Claimant Cannot Obtain “Odd Lot” Permanent Total Disability Award Without Supporting Evidence from a Rehabilitation of Vocational Counselor
April 05, 2007
Westin Hotel v. Industrial Commission
On October 5, 1998, Theodoros Vakalidis, a hotel painter, was attempting to prevent a heavy cart from tipping over as it dropped six inches from the sidewalk. Consequently, he experienced injuries to his back and left knee resulting in treatment by eight orthopedic surgeons over the next four years. He never returned to work. The arbitrator awarded four years of TTD benefits and also found that claimant was permanently and totally disabled under the “odd lot” theory.
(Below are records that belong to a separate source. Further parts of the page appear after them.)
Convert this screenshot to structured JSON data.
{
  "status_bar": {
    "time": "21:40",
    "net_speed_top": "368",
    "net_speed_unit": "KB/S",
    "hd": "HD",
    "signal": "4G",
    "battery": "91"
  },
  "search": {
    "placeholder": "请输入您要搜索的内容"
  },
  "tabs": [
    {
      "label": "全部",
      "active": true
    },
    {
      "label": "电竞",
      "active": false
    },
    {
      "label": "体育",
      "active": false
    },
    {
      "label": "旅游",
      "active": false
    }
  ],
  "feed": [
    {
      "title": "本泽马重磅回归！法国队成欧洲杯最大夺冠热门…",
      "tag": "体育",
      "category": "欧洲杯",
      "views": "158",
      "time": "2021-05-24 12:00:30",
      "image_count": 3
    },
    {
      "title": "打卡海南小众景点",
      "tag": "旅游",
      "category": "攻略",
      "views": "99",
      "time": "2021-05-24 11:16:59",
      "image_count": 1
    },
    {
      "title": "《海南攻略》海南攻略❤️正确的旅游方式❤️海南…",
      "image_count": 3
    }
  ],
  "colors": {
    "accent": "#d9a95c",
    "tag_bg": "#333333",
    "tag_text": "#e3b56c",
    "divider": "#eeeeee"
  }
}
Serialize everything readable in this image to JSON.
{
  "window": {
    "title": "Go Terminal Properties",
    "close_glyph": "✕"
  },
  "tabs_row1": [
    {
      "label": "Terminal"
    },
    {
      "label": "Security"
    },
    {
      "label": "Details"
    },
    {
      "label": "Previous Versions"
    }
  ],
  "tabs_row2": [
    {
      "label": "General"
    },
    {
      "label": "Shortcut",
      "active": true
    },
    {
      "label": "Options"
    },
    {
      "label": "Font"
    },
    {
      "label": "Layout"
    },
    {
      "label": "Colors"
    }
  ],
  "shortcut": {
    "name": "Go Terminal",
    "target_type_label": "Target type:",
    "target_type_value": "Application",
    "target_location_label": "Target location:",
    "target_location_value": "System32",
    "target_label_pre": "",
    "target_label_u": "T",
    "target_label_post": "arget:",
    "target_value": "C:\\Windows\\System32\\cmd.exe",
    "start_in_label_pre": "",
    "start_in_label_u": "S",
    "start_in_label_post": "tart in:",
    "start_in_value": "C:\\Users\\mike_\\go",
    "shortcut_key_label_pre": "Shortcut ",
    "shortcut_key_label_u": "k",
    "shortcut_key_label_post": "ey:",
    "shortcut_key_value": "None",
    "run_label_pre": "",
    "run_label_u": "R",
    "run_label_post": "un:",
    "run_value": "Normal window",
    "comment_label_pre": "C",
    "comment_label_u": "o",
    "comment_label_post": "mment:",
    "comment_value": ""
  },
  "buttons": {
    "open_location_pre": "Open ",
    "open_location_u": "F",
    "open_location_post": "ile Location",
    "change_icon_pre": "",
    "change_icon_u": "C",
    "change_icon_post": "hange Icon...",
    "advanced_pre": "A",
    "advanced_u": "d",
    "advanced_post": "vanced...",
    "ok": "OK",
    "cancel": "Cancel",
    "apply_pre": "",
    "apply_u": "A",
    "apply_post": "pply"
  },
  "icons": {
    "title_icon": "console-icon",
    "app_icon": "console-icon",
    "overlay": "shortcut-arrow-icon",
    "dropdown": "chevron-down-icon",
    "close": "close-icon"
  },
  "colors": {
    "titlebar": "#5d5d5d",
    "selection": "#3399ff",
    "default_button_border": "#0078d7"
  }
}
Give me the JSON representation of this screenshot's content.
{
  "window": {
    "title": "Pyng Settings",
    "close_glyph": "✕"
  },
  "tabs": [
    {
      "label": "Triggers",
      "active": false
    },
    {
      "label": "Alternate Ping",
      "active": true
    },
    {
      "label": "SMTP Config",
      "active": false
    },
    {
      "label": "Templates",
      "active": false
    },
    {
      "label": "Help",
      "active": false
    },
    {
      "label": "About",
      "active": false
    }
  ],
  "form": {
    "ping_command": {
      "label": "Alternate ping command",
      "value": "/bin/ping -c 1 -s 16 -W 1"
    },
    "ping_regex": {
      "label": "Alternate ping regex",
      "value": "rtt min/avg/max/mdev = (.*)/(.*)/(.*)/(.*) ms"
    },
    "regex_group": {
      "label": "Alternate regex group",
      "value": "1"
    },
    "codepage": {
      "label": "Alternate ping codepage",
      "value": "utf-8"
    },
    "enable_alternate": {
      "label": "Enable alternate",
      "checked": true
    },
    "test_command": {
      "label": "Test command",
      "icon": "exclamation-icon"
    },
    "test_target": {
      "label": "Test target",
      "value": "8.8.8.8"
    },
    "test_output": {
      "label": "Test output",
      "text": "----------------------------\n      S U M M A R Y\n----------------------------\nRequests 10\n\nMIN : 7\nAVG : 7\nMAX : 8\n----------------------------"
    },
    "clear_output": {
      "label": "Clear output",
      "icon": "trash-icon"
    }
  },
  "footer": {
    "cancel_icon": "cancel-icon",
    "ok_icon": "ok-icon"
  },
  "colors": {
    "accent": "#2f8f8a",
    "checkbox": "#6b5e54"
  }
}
Except for a reduction in the weekly wage finding, the Commission and the circuit court affirmed.
The appellate court concluded that the claimant had not carried his burden of establishing that he fell into the odd-lot category. In describing the requirements, the court stated:
The claimant ordinarily satisfies his burden of proving that he falls into the odd-lot category in one of two ways: (1) by showing diligent but unsuccessful attempts to find work, or (2) by showing that because of his age, skills, training, and work history, he will not be regularly employed in a well-known branch of the labor market. Whether a claimant falls into the odd-lot category is a factual determination to be made by the Commission, and that determination will not be set aside unless it is against the manifest weight of the evidence.
Claimant did not present any evidence that he conducted any job search. Moreover, the only witness to testify regarding claimant’s unemployability was Dr. Coe, a specialist in occupational medicine. Dr. Coe testified that, to a reasonable degree of medical certainty, claimant is permanently and totally disabled from gainful employment. Dr. Coe’s opinion was based on the history he took from claimant, claimant’s symptoms, claimant’s medical records, and Dr. Coe’s physical examination of claimant. However, merely proffering medical evidence of permanency is insufficient to shift the burden to the employer. Indeed, the most recent cases making an odd lot determination on the basis that there is no stable job market for a person of the claimant’s age, skills, training, and work history have required evidence from a rehabilitation services provider or a vocational counselor.
The decision is unusual because of the reversal of the odd lot permanent total award by an appellate court. This opinion differs from the Federal Marine case, described herein, which did include supporting evidence from the claimant’s vocational rehabilitation consultant that the claimant’s age, education, work experience and physical limitation rendered the claimant incapable of gainful employment.
Westin Hotel v. Industrial Commission, No. 1-06-1728WC, decided March 27, 2007
Frank J. Wiedner, Editor
Wiedner & McAuliffe, Ltd
One North Franklin, #1900Chicago, IL 60606(312) 855-1105